┏━━

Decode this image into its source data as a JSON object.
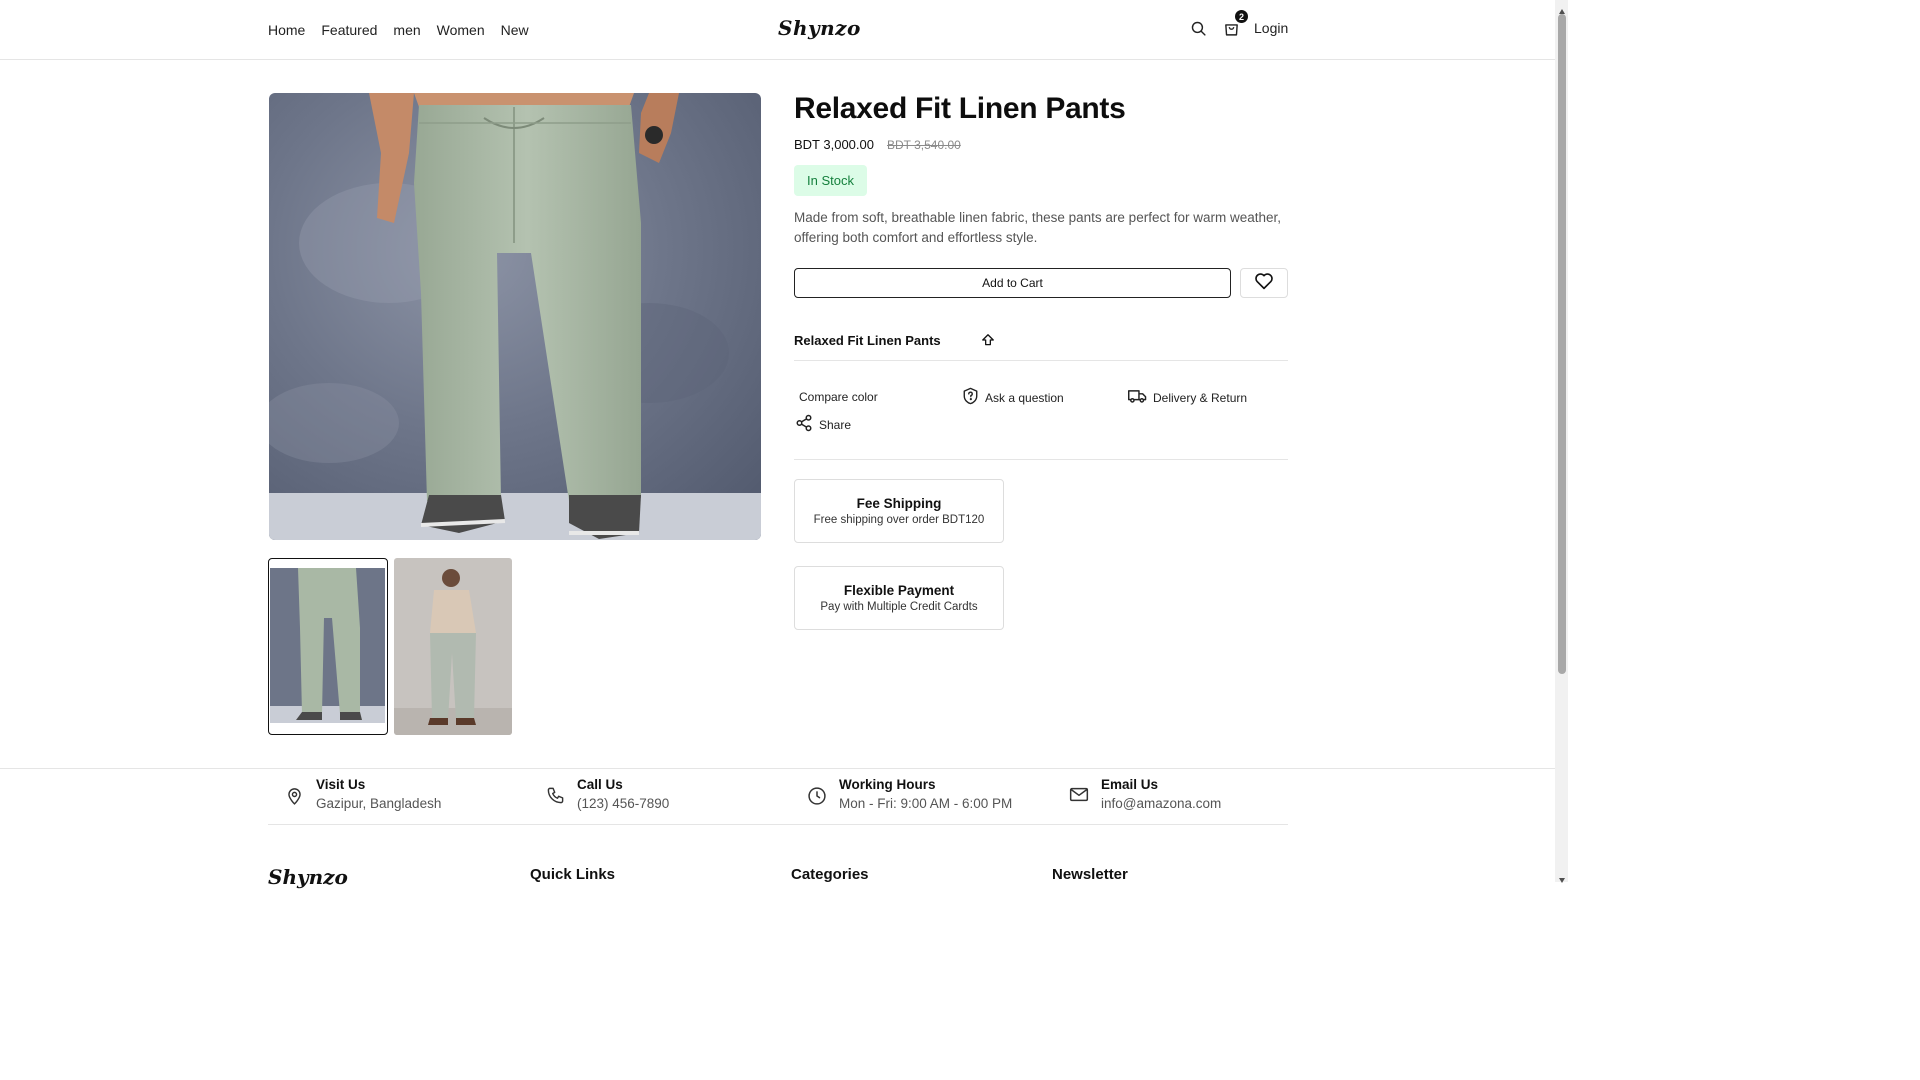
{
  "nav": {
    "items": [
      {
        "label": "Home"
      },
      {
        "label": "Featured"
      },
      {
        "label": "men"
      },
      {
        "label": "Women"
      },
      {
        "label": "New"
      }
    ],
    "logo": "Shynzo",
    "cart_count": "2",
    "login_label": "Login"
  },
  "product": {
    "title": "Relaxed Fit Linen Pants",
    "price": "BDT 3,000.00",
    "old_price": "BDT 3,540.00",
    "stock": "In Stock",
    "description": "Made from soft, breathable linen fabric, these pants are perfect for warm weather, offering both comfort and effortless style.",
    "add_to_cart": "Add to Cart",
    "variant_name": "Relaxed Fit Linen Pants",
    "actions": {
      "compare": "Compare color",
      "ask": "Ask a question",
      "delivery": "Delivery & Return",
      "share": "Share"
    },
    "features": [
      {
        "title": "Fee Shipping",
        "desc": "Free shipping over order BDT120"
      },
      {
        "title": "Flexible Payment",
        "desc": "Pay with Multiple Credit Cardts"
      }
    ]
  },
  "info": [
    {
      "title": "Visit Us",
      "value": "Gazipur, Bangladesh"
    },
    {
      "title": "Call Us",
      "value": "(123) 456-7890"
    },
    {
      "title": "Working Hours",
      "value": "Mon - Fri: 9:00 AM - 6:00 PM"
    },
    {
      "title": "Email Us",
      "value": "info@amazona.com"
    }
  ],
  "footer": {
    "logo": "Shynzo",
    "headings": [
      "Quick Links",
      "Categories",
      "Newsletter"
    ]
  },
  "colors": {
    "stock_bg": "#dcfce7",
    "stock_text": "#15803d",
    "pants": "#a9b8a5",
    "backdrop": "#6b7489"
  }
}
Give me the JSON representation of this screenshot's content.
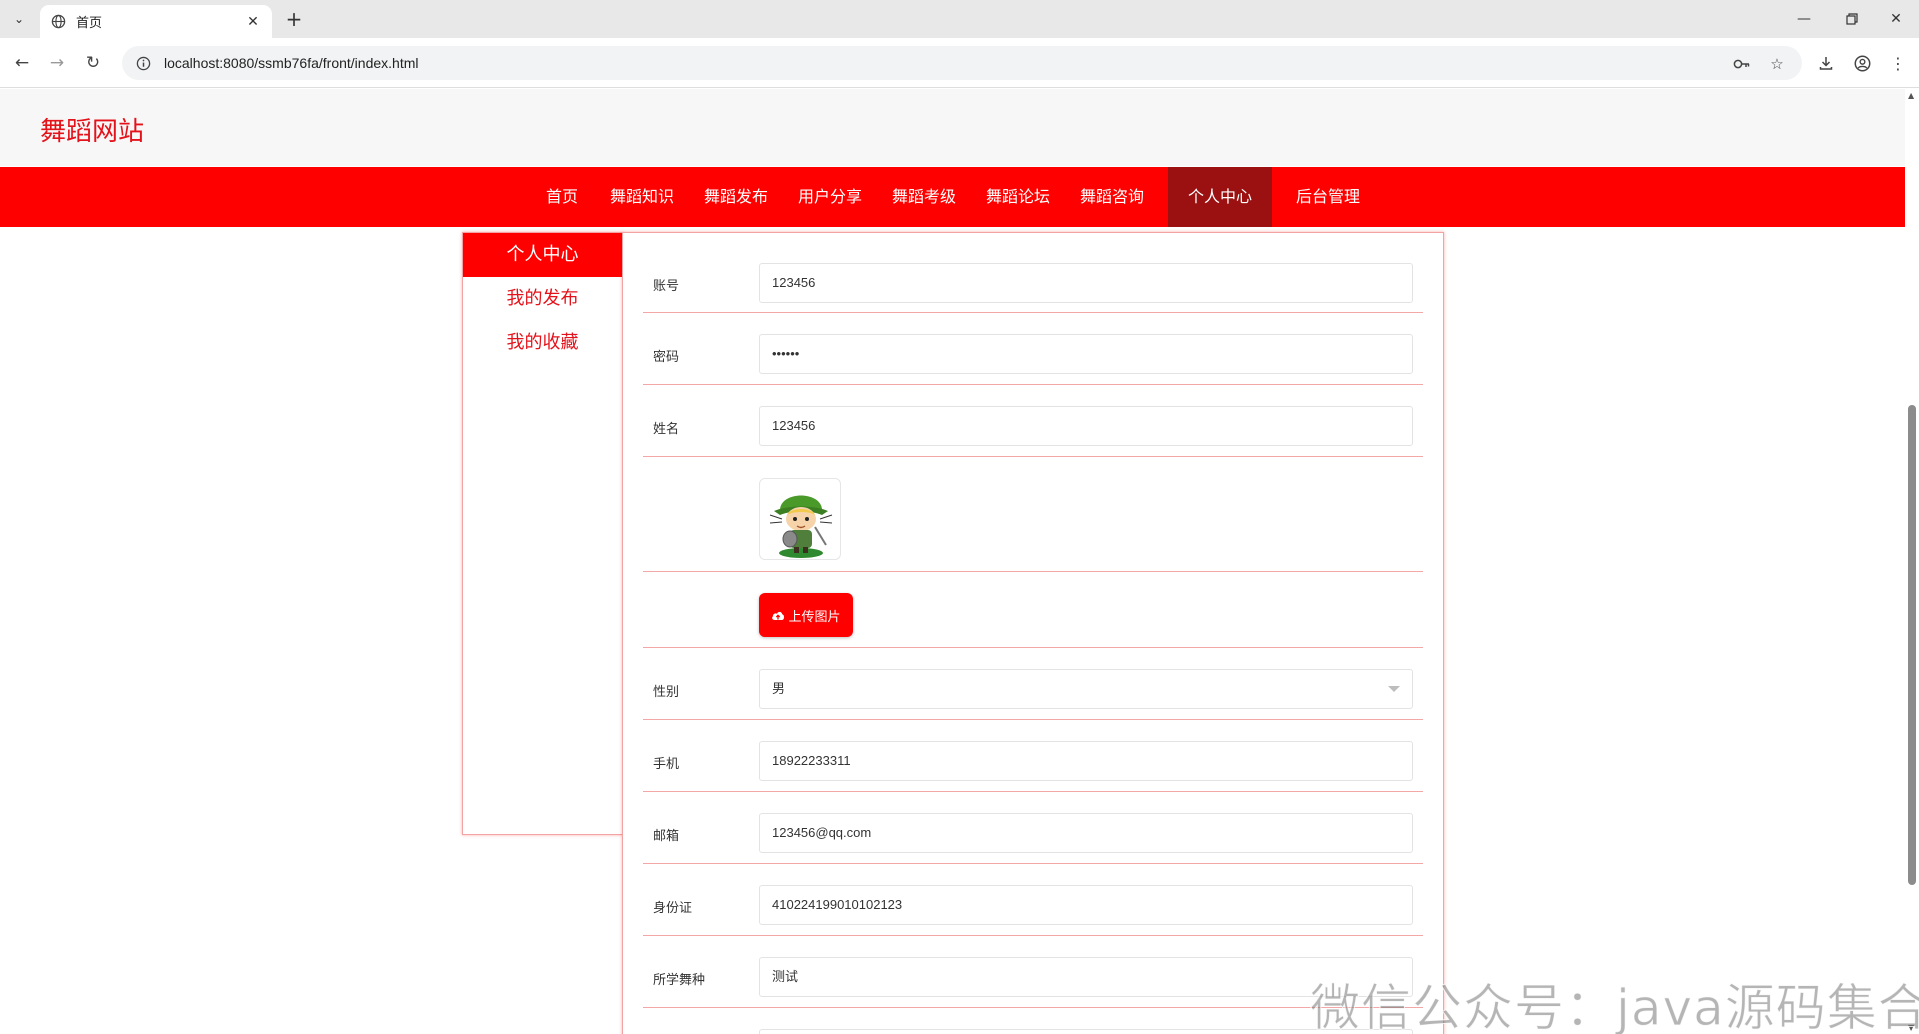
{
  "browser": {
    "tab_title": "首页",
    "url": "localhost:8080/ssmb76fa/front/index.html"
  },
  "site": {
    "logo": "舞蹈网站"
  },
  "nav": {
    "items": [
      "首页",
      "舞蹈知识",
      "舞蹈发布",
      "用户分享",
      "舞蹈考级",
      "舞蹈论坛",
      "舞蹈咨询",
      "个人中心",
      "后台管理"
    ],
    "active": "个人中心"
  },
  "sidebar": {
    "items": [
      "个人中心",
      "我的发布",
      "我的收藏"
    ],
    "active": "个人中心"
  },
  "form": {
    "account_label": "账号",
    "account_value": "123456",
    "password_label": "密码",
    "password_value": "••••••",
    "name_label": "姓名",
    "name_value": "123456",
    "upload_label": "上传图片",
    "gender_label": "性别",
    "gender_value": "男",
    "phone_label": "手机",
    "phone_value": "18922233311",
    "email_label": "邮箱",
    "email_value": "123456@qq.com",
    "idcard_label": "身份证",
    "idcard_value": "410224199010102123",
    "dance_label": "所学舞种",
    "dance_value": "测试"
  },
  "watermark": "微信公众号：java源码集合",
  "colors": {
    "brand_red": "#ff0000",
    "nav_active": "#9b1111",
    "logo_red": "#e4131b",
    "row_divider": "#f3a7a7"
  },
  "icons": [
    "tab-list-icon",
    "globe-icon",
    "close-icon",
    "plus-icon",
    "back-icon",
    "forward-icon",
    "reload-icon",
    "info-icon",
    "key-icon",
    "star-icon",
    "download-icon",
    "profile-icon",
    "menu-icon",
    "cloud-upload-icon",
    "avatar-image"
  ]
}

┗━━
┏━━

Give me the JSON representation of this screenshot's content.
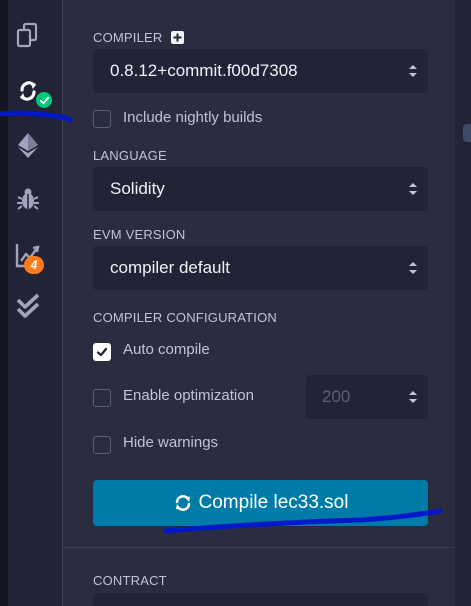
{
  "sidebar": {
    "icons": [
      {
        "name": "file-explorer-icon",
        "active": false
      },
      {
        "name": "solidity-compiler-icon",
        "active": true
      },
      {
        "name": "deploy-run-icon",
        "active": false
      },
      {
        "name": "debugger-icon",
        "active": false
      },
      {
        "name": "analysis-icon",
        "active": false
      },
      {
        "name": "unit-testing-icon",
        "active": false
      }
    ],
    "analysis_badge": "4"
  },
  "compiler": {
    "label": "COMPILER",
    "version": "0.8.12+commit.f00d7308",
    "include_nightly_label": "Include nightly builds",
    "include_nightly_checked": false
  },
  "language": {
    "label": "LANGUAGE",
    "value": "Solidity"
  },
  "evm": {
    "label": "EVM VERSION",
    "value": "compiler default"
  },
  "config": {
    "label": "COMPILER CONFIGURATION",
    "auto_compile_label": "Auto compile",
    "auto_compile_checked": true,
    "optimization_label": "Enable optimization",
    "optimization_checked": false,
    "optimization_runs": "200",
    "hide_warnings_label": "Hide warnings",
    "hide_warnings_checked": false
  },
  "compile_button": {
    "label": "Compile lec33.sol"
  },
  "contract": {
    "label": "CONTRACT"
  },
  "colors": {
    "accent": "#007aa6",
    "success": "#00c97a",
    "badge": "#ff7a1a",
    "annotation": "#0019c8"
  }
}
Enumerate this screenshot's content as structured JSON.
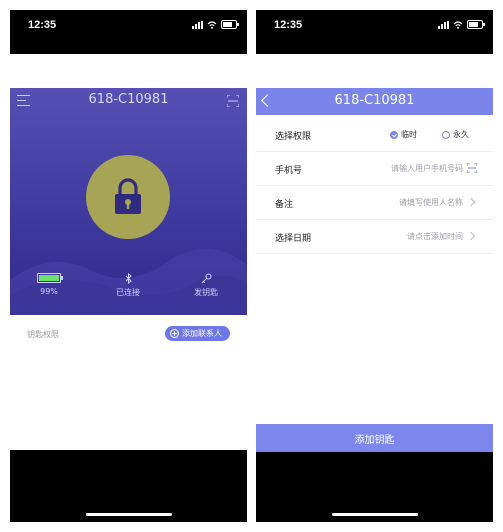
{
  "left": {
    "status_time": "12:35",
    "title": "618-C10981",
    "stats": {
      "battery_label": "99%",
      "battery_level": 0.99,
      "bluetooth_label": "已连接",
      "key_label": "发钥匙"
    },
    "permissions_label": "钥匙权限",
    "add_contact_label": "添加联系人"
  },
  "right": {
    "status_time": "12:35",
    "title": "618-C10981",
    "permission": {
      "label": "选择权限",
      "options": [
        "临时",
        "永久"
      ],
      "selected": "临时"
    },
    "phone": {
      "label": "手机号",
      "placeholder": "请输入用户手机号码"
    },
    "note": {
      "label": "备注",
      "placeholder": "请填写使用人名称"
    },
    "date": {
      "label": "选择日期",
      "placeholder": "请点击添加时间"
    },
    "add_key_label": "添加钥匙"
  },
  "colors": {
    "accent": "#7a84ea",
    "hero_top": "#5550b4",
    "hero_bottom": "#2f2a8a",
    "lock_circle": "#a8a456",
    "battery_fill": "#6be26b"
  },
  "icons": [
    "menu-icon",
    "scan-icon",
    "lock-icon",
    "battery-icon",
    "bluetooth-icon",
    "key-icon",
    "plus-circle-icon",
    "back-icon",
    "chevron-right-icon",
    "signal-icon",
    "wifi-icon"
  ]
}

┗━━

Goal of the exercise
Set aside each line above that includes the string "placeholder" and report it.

Exercise output
      "placeholder": "请输入用户手机号码"
      "placeholder": "请填写使用人名称"
      "placeholder": "请点击添加时间"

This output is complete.